Your goal: What is needed is a word-for-word copy of the records below.

───── Records supplied ─────

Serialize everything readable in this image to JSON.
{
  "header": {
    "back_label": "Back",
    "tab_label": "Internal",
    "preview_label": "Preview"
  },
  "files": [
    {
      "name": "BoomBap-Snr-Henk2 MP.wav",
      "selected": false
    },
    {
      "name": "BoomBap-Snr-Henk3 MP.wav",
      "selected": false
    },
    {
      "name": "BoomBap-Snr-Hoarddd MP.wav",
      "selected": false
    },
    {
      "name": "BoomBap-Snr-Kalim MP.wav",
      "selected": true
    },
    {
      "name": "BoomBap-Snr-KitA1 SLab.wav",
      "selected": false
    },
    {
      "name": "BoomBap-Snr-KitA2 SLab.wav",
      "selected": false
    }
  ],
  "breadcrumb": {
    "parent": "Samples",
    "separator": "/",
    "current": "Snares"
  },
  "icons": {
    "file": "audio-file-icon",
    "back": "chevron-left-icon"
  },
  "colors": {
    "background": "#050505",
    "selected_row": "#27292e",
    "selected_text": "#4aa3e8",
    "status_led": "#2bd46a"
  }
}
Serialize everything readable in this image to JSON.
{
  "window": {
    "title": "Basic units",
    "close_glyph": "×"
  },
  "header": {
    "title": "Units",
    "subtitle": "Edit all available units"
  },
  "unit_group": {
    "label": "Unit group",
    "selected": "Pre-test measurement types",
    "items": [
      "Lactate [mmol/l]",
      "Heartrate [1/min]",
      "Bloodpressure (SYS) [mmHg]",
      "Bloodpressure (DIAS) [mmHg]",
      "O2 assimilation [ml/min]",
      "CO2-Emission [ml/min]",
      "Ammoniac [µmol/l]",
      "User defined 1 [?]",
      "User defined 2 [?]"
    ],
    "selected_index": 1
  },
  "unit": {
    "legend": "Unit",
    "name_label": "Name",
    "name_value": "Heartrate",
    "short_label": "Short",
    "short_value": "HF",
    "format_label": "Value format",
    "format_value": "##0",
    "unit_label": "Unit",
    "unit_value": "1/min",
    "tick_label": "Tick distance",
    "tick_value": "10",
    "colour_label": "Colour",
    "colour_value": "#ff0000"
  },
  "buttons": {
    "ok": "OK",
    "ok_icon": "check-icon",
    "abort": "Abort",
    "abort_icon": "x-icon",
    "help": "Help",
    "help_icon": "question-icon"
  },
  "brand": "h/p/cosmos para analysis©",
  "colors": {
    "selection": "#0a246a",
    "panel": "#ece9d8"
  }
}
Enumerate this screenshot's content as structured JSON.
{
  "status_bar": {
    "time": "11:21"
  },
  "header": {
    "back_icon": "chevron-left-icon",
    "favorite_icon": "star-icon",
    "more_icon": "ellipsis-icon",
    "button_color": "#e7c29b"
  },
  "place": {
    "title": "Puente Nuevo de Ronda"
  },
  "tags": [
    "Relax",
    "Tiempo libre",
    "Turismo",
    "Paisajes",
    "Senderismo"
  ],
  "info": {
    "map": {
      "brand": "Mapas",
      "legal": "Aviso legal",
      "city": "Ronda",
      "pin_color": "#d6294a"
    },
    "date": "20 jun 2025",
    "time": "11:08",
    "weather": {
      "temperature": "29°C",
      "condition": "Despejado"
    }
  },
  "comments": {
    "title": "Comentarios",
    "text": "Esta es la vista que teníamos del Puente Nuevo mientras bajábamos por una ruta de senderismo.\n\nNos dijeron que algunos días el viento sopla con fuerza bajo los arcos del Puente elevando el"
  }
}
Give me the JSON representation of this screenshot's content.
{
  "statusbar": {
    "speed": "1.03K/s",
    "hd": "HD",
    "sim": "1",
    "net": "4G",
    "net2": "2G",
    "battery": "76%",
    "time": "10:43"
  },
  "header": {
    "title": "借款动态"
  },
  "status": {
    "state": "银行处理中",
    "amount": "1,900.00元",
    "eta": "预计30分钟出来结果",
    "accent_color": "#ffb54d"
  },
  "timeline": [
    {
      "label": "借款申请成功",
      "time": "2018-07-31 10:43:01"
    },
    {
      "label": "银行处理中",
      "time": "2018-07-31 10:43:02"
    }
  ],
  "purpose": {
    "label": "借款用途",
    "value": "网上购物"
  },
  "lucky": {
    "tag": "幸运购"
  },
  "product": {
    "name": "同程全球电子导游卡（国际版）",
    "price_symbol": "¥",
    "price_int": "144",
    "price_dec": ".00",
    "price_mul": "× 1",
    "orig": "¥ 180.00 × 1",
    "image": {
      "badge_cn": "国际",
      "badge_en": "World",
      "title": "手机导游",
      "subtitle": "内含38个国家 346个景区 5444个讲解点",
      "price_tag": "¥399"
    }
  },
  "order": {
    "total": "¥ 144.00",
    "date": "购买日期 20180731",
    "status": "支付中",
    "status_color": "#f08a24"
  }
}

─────

Output of the task:
Serialize everything readable in this image to JSON.
{
  "header": {
    "back_label": "Back",
    "tab_label": "Internal",
    "preview_label": "Preview"
  },
  "files": [
    {
      "name": "BoomBap-Snr-Henk2 MP.wav",
      "selected": false
    },
    {
      "name": "BoomBap-Snr-Henk3 MP.wav",
      "selected": false
    },
    {
      "name": "BoomBap-Snr-Hoarddd MP.wav",
      "selected": false
    },
    {
      "name": "BoomBap-Snr-Kalim MP.wav",
      "selected": true
    },
    {
      "name": "BoomBap-Snr-KitA1 SLab.wav",
      "selected": false
    },
    {
      "name": "BoomBap-Snr-KitA2 SLab.wav",
      "selected": false
    }
  ],
  "breadcrumb": {
    "parent": "Samples",
    "separator": "/",
    "current": "Snares"
  },
  "icons": {
    "file": "audio-file-icon",
    "back": "chevron-left-icon"
  },
  "colors": {
    "background": "#050505",
    "selected_row": "#27292e",
    "selected_text": "#4aa3e8",
    "status_led": "#2bd46a"
  }
}
Serialize everything readable in this image to JSON.
{
  "window": {
    "title": "Basic units",
    "close_glyph": "×"
  },
  "header": {
    "title": "Units",
    "subtitle": "Edit all available units"
  },
  "unit_group": {
    "label": "Unit group",
    "selected": "Pre-test measurement types",
    "items": [
      "Lactate [mmol/l]",
      "Heartrate [1/min]",
      "Bloodpressure (SYS) [mmHg]",
      "Bloodpressure (DIAS) [mmHg]",
      "O2 assimilation [ml/min]",
      "CO2-Emission [ml/min]",
      "Ammoniac [µmol/l]",
      "User defined 1 [?]",
      "User defined 2 [?]"
    ],
    "selected_index": 1
  },
  "unit": {
    "legend": "Unit",
    "name_label": "Name",
    "name_value": "Heartrate",
    "short_label": "Short",
    "short_value": "HF",
    "format_label": "Value format",
    "format_value": "##0",
    "unit_label": "Unit",
    "unit_value": "1/min",
    "tick_label": "Tick distance",
    "tick_value": "10",
    "colour_label": "Colour",
    "colour_value": "#ff0000"
  },
  "buttons": {
    "ok": "OK",
    "ok_icon": "check-icon",
    "abort": "Abort",
    "abort_icon": "x-icon",
    "help": "Help",
    "help_icon": "question-icon"
  },
  "brand": "h/p/cosmos para analysis©",
  "colors": {
    "selection": "#0a246a",
    "panel": "#ece9d8"
  }
}
Enumerate this screenshot's content as structured JSON.
{
  "status_bar": {
    "time": "11:21"
  },
  "header": {
    "back_icon": "chevron-left-icon",
    "favorite_icon": "star-icon",
    "more_icon": "ellipsis-icon",
    "button_color": "#e7c29b"
  },
  "place": {
    "title": "Puente Nuevo de Ronda"
  },
  "tags": [
    "Relax",
    "Tiempo libre",
    "Turismo",
    "Paisajes",
    "Senderismo"
  ],
  "info": {
    "map": {
      "brand": "Mapas",
      "legal": "Aviso legal",
      "city": "Ronda",
      "pin_color": "#d6294a"
    },
    "date": "20 jun 2025",
    "time": "11:08",
    "weather": {
      "temperature": "29°C",
      "condition": "Despejado"
    }
  },
  "comments": {
    "title": "Comentarios",
    "text": "Esta es la vista que teníamos del Puente Nuevo mientras bajábamos por una ruta de senderismo.\n\nNos dijeron que algunos días el viento sopla con fuerza bajo los arcos del Puente elevando el"
  }
}
Give me the JSON representation of this screenshot's content.
{
  "statusbar": {
    "speed": "1.03K/s",
    "hd": "HD",
    "sim": "1",
    "net": "4G",
    "net2": "2G",
    "battery": "76%",
    "time": "10:43"
  },
  "header": {
    "title": "借款动态"
  },
  "status": {
    "state": "银行处理中",
    "amount": "1,900.00元",
    "eta": "预计30分钟出来结果",
    "accent_color": "#ffb54d"
  },
  "timeline": [
    {
      "label": "借款申请成功",
      "time": "2018-07-31 10:43:01"
    },
    {
      "label": "银行处理中",
      "time": "2018-07-31 10:43:02"
    }
  ],
  "purpose": {
    "label": "借款用途",
    "value": "网上购物"
  },
  "lucky": {
    "tag": "幸运购"
  },
  "product": {
    "name": "同程全球电子导游卡（国际版）",
    "price_symbol": "¥",
    "price_int": "144",
    "price_dec": ".00",
    "price_mul": "× 1",
    "orig": "¥ 180.00 × 1",
    "image": {
      "badge_cn": "国际",
      "badge_en": "World",
      "title": "手机导游",
      "subtitle": "内含38个国家 346个景区 5444个讲解点",
      "price_tag": "¥399"
    }
  },
  "order": {
    "total": "¥ 144.00",
    "date": "购买日期 20180731",
    "status": "支付中",
    "status_color": "#f08a24"
  }
}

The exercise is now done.